*** INPUT DATA
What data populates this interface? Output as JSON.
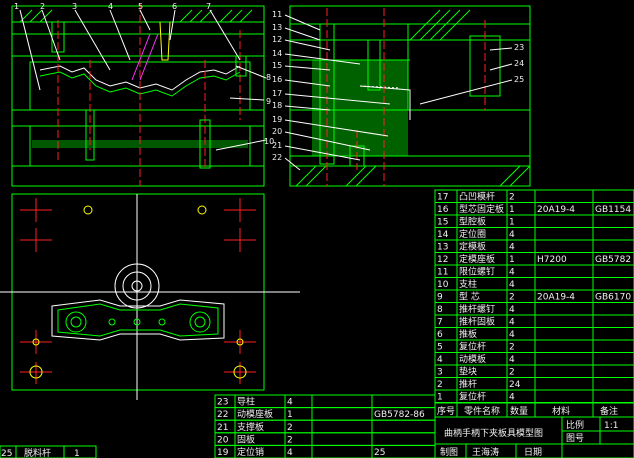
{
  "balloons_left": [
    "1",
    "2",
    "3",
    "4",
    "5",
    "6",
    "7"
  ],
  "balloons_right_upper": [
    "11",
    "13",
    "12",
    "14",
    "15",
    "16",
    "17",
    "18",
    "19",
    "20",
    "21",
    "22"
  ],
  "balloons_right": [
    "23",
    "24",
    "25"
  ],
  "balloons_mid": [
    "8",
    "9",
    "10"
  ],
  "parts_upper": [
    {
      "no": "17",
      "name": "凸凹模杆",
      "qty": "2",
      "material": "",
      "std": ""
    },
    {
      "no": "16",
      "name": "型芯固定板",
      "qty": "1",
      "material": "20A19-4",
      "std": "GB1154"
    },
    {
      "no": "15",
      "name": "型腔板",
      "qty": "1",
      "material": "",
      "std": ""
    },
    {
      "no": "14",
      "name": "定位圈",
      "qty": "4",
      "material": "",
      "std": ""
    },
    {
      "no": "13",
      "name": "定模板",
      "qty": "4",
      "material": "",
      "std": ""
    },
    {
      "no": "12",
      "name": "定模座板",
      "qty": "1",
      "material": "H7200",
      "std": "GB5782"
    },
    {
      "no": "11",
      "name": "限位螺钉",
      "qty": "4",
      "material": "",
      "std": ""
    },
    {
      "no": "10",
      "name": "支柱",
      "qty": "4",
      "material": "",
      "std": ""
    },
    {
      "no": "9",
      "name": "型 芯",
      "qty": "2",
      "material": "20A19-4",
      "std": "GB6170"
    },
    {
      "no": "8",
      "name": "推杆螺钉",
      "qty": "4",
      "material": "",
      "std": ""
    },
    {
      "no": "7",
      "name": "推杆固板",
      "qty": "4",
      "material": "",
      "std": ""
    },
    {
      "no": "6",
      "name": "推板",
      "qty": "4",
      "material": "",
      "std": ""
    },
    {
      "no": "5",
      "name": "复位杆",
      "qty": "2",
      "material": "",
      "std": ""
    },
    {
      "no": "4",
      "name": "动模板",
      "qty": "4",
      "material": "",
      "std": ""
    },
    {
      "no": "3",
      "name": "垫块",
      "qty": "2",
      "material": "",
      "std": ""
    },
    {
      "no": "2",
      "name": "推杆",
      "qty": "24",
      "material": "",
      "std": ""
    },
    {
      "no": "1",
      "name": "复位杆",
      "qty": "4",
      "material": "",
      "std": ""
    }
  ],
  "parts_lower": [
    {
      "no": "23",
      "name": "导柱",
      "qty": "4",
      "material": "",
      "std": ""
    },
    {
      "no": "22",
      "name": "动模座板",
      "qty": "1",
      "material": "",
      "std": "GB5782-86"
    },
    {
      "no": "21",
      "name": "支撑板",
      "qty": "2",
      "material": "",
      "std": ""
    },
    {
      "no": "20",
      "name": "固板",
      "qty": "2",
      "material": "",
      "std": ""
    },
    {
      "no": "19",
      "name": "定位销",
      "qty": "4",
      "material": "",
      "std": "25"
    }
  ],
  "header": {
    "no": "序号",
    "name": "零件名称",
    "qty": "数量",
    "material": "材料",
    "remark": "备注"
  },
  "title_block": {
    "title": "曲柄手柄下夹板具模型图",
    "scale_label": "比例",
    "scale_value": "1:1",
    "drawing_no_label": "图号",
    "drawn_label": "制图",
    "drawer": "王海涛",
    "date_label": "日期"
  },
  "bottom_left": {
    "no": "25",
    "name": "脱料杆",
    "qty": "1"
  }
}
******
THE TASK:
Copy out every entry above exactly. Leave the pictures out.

EXERCISE SOLUTION:
What data populates this interface? Output as JSON.
{
  "balloons_left": [
    "1",
    "2",
    "3",
    "4",
    "5",
    "6",
    "7"
  ],
  "balloons_right_upper": [
    "11",
    "13",
    "12",
    "14",
    "15",
    "16",
    "17",
    "18",
    "19",
    "20",
    "21",
    "22"
  ],
  "balloons_right": [
    "23",
    "24",
    "25"
  ],
  "balloons_mid": [
    "8",
    "9",
    "10"
  ],
  "parts_upper": [
    {
      "no": "17",
      "name": "凸凹模杆",
      "qty": "2",
      "material": "",
      "std": ""
    },
    {
      "no": "16",
      "name": "型芯固定板",
      "qty": "1",
      "material": "20A19-4",
      "std": "GB1154"
    },
    {
      "no": "15",
      "name": "型腔板",
      "qty": "1",
      "material": "",
      "std": ""
    },
    {
      "no": "14",
      "name": "定位圈",
      "qty": "4",
      "material": "",
      "std": ""
    },
    {
      "no": "13",
      "name": "定模板",
      "qty": "4",
      "material": "",
      "std": ""
    },
    {
      "no": "12",
      "name": "定模座板",
      "qty": "1",
      "material": "H7200",
      "std": "GB5782"
    },
    {
      "no": "11",
      "name": "限位螺钉",
      "qty": "4",
      "material": "",
      "std": ""
    },
    {
      "no": "10",
      "name": "支柱",
      "qty": "4",
      "material": "",
      "std": ""
    },
    {
      "no": "9",
      "name": "型 芯",
      "qty": "2",
      "material": "20A19-4",
      "std": "GB6170"
    },
    {
      "no": "8",
      "name": "推杆螺钉",
      "qty": "4",
      "material": "",
      "std": ""
    },
    {
      "no": "7",
      "name": "推杆固板",
      "qty": "4",
      "material": "",
      "std": ""
    },
    {
      "no": "6",
      "name": "推板",
      "qty": "4",
      "material": "",
      "std": ""
    },
    {
      "no": "5",
      "name": "复位杆",
      "qty": "2",
      "material": "",
      "std": ""
    },
    {
      "no": "4",
      "name": "动模板",
      "qty": "4",
      "material": "",
      "std": ""
    },
    {
      "no": "3",
      "name": "垫块",
      "qty": "2",
      "material": "",
      "std": ""
    },
    {
      "no": "2",
      "name": "推杆",
      "qty": "24",
      "material": "",
      "std": ""
    },
    {
      "no": "1",
      "name": "复位杆",
      "qty": "4",
      "material": "",
      "std": ""
    }
  ],
  "parts_lower": [
    {
      "no": "23",
      "name": "导柱",
      "qty": "4",
      "material": "",
      "std": ""
    },
    {
      "no": "22",
      "name": "动模座板",
      "qty": "1",
      "material": "",
      "std": "GB5782-86"
    },
    {
      "no": "21",
      "name": "支撑板",
      "qty": "2",
      "material": "",
      "std": ""
    },
    {
      "no": "20",
      "name": "固板",
      "qty": "2",
      "material": "",
      "std": ""
    },
    {
      "no": "19",
      "name": "定位销",
      "qty": "4",
      "material": "",
      "std": "25"
    }
  ],
  "header": {
    "no": "序号",
    "name": "零件名称",
    "qty": "数量",
    "material": "材料",
    "remark": "备注"
  },
  "title_block": {
    "title": "曲柄手柄下夹板具模型图",
    "scale_label": "比例",
    "scale_value": "1:1",
    "drawing_no_label": "图号",
    "drawn_label": "制图",
    "drawer": "王海涛",
    "date_label": "日期"
  },
  "bottom_left": {
    "no": "25",
    "name": "脱料杆",
    "qty": "1"
  }
}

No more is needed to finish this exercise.